DATA FOR PROCESSING:
------------------------------
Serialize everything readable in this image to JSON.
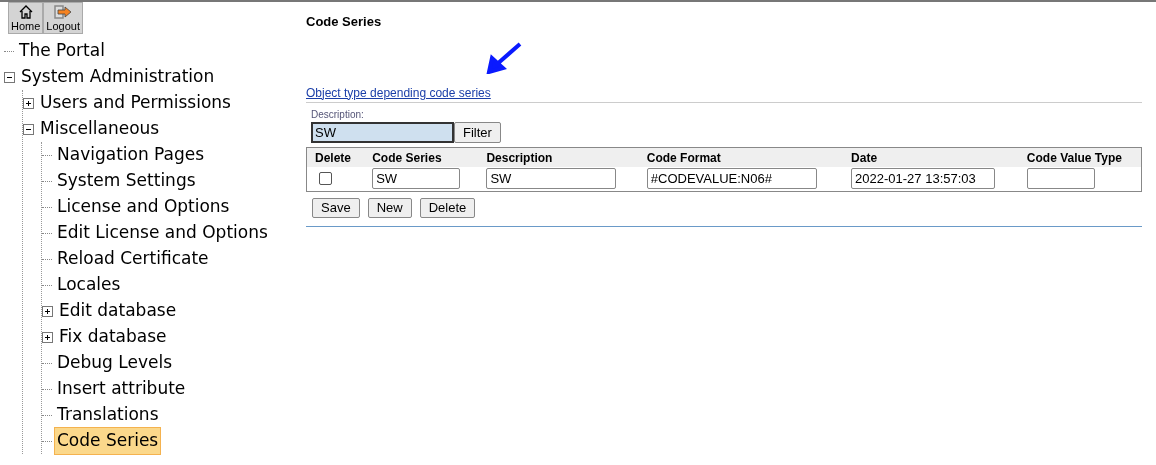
{
  "toolbar": [
    {
      "kind": "home",
      "label": "Home"
    },
    {
      "kind": "logout",
      "label": "Logout"
    }
  ],
  "tree": [
    {
      "label": "The Portal",
      "selected": false
    },
    {
      "label": "System Administration",
      "selected": false,
      "expanded": true,
      "children": [
        {
          "label": "Users and Permissions",
          "selected": false,
          "expanded": false
        },
        {
          "label": "Miscellaneous",
          "selected": false,
          "expanded": true,
          "children": [
            {
              "label": "Navigation Pages",
              "selected": false
            },
            {
              "label": "System Settings",
              "selected": false
            },
            {
              "label": "License and Options",
              "selected": false
            },
            {
              "label": "Edit License and Options",
              "selected": false
            },
            {
              "label": "Reload Certificate",
              "selected": false
            },
            {
              "label": "Locales",
              "selected": false
            },
            {
              "label": "Edit database",
              "selected": false,
              "expanded": false
            },
            {
              "label": "Fix database",
              "selected": false,
              "expanded": false
            },
            {
              "label": "Debug Levels",
              "selected": false
            },
            {
              "label": "Insert attribute",
              "selected": false
            },
            {
              "label": "Translations",
              "selected": false
            },
            {
              "label": "Code Series",
              "selected": true
            }
          ]
        }
      ]
    }
  ],
  "page_title": "Code Series",
  "link": "Object type depending code series",
  "filter": {
    "label": "Description:",
    "value": "SW",
    "button": "Filter"
  },
  "table": {
    "columns": [
      "Delete",
      "Code Series",
      "Description",
      "Code Format",
      "Date",
      "Code Value Type"
    ],
    "rows": [
      {
        "cells": [
          {
            "kind": "checkbox",
            "checked": false
          },
          {
            "kind": "input",
            "value": "SW"
          },
          {
            "kind": "input",
            "value": "SW"
          },
          {
            "kind": "input",
            "value": "#CODEVALUE:N06#"
          },
          {
            "kind": "input",
            "value": "2022-01-27 13:57:03"
          },
          {
            "kind": "input"
          }
        ]
      }
    ]
  },
  "buttons": [
    "Save",
    "New",
    "Delete"
  ]
}
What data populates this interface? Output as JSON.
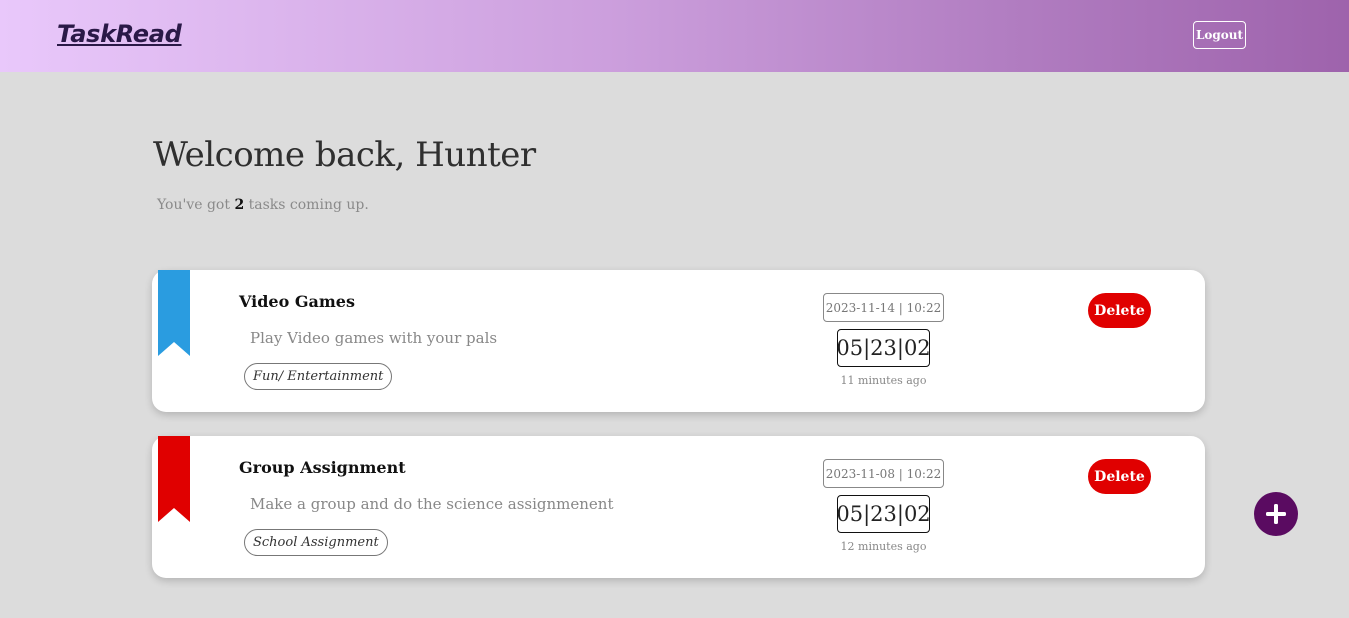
{
  "header": {
    "brand": "TaskRead",
    "logout_label": "Logout",
    "gradient_start": "#e9c8fb",
    "gradient_end": "#9e63ac"
  },
  "welcome": {
    "title": "Welcome back, Hunter",
    "summary_prefix": "You've got",
    "task_count": "2",
    "summary_suffix": "tasks coming up."
  },
  "tasks": [
    {
      "title": "Video Games",
      "description": "Play Video games with your pals",
      "tag": "Fun/ Entertainment",
      "datetime": "2023-11-14 | 10:22",
      "countdown": "05|23|02",
      "created": "11 minutes ago",
      "delete_label": "Delete",
      "ribbon_color": "#2a9ce0"
    },
    {
      "title": "Group Assignment",
      "description": "Make a group and do the science assignmenent",
      "tag": "School Assignment",
      "datetime": "2023-11-08 | 10:22",
      "countdown": "05|23|02",
      "created": "12 minutes ago",
      "delete_label": "Delete",
      "ribbon_color": "#e00000"
    }
  ],
  "fab": {
    "icon": "plus-icon",
    "color": "#5a0b61"
  }
}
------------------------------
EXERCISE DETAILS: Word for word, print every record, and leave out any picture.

SOLUTION FOR THIS PROBLEM:
Serialize everything readable in this image to JSON.
{
  "toolbar": [
    {
      "kind": "home",
      "label": "Home"
    },
    {
      "kind": "logout",
      "label": "Logout"
    }
  ],
  "tree": [
    {
      "label": "The Portal",
      "selected": false
    },
    {
      "label": "System Administration",
      "selected": false,
      "expanded": true,
      "children": [
        {
          "label": "Users and Permissions",
          "selected": false,
          "expanded": false
        },
        {
          "label": "Miscellaneous",
          "selected": false,
          "expanded": true,
          "children": [
            {
              "label": "Navigation Pages",
              "selected": false
            },
            {
              "label": "System Settings",
              "selected": false
            },
            {
              "label": "License and Options",
              "selected": false
            },
            {
              "label": "Edit License and Options",
              "selected": false
            },
            {
              "label": "Reload Certificate",
              "selected": false
            },
            {
              "label": "Locales",
              "selected": false
            },
            {
              "label": "Edit database",
              "selected": false,
              "expanded": false
            },
            {
              "label": "Fix database",
              "selected": false,
              "expanded": false
            },
            {
              "label": "Debug Levels",
              "selected": false
            },
            {
              "label": "Insert attribute",
              "selected": false
            },
            {
              "label": "Translations",
              "selected": false
            },
            {
              "label": "Code Series",
              "selected": true
            }
          ]
        }
      ]
    }
  ],
  "page_title": "Code Series",
  "link": "Object type depending code series",
  "filter": {
    "label": "Description:",
    "value": "SW",
    "button": "Filter"
  },
  "table": {
    "columns": [
      "Delete",
      "Code Series",
      "Description",
      "Code Format",
      "Date",
      "Code Value Type"
    ],
    "rows": [
      {
        "cells": [
          {
            "kind": "checkbox",
            "checked": false
          },
          {
            "kind": "input",
            "value": "SW"
          },
          {
            "kind": "input",
            "value": "SW"
          },
          {
            "kind": "input",
            "value": "#CODEVALUE:N06#"
          },
          {
            "kind": "input",
            "value": "2022-01-27 13:57:03"
          },
          {
            "kind": "input"
          }
        ]
      }
    ]
  },
  "buttons": [
    "Save",
    "New",
    "Delete"
  ]
}
What data populates this interface? Output as JSON.
{
  "header": {
    "brand": "TaskRead",
    "logout_label": "Logout",
    "gradient_start": "#e9c8fb",
    "gradient_end": "#9e63ac"
  },
  "welcome": {
    "title": "Welcome back, Hunter",
    "summary_prefix": "You've got",
    "task_count": "2",
    "summary_suffix": "tasks coming up."
  },
  "tasks": [
    {
      "title": "Video Games",
      "description": "Play Video games with your pals",
      "tag": "Fun/ Entertainment",
      "datetime": "2023-11-14 | 10:22",
      "countdown": "05|23|02",
      "created": "11 minutes ago",
      "delete_label": "Delete",
      "ribbon_color": "#2a9ce0"
    },
    {
      "title": "Group Assignment",
      "description": "Make a group and do the science assignmenent",
      "tag": "School Assignment",
      "datetime": "2023-11-08 | 10:22",
      "countdown": "05|23|02",
      "created": "12 minutes ago",
      "delete_label": "Delete",
      "ribbon_color": "#e00000"
    }
  ],
  "fab": {
    "icon": "plus-icon",
    "color": "#5a0b61"
  }
}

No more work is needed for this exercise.